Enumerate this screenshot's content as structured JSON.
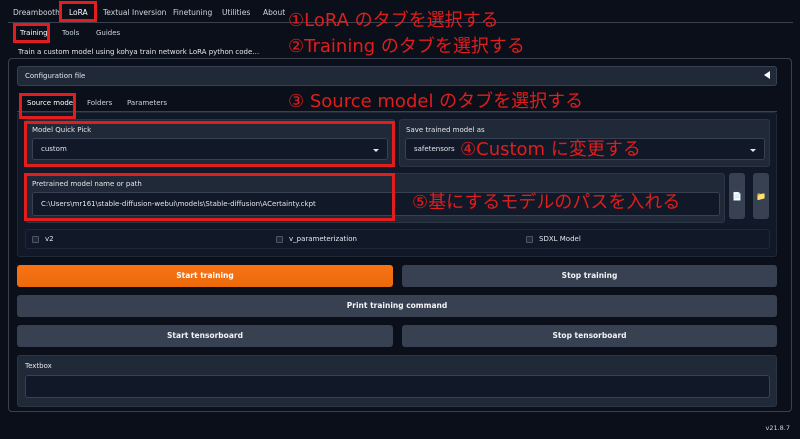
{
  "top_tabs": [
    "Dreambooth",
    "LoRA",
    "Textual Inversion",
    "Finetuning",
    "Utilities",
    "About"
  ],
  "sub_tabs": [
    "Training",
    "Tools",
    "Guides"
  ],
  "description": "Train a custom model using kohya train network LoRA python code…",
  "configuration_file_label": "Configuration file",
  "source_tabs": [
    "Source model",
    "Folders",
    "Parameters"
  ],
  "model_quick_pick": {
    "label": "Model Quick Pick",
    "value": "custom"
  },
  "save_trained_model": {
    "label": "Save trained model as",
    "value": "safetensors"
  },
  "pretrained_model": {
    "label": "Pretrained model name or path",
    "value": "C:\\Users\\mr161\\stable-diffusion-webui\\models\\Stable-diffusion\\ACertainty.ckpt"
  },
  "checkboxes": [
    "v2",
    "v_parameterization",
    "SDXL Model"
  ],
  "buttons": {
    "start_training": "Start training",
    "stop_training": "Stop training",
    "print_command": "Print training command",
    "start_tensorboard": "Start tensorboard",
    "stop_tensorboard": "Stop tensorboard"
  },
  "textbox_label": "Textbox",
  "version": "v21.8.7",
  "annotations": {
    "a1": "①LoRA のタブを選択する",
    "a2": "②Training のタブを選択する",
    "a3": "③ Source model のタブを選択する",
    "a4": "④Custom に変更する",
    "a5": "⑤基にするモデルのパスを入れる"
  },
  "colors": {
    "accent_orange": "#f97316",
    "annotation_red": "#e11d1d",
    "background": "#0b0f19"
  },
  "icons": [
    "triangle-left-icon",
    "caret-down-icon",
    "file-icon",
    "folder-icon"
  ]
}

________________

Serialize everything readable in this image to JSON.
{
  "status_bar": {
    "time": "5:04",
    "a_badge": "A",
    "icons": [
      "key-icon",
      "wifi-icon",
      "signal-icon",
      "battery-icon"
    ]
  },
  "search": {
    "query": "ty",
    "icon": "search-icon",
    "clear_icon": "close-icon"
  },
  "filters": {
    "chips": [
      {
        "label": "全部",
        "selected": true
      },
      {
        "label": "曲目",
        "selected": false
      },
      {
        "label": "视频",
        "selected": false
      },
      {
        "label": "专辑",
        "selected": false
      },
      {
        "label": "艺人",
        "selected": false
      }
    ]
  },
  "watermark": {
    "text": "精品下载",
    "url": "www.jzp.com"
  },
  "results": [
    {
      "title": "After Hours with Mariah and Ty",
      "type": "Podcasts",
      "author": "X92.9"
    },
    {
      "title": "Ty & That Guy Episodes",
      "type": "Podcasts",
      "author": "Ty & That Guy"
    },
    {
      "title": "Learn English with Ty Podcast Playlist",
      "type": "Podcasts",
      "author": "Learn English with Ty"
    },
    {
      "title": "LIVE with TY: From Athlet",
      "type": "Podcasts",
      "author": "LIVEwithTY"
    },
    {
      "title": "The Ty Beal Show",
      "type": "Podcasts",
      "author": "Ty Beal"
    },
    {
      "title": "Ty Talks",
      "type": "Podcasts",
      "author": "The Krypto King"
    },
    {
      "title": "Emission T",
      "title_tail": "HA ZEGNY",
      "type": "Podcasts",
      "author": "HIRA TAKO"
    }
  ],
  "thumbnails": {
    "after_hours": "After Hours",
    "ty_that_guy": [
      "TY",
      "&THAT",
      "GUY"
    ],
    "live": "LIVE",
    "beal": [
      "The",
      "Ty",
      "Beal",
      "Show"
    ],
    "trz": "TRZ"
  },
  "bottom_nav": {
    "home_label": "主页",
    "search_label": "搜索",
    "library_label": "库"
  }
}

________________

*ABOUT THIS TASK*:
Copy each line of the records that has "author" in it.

*RESULT BELOW*:
      "author": "X92.9"
      "author": "Ty & That Guy"
      "author": "Learn English with Ty"
      "author": "LIVEwithTY"
      "author": "Ty Beal"
      "author": "The Krypto King"
      "author": "HIRA TAKO"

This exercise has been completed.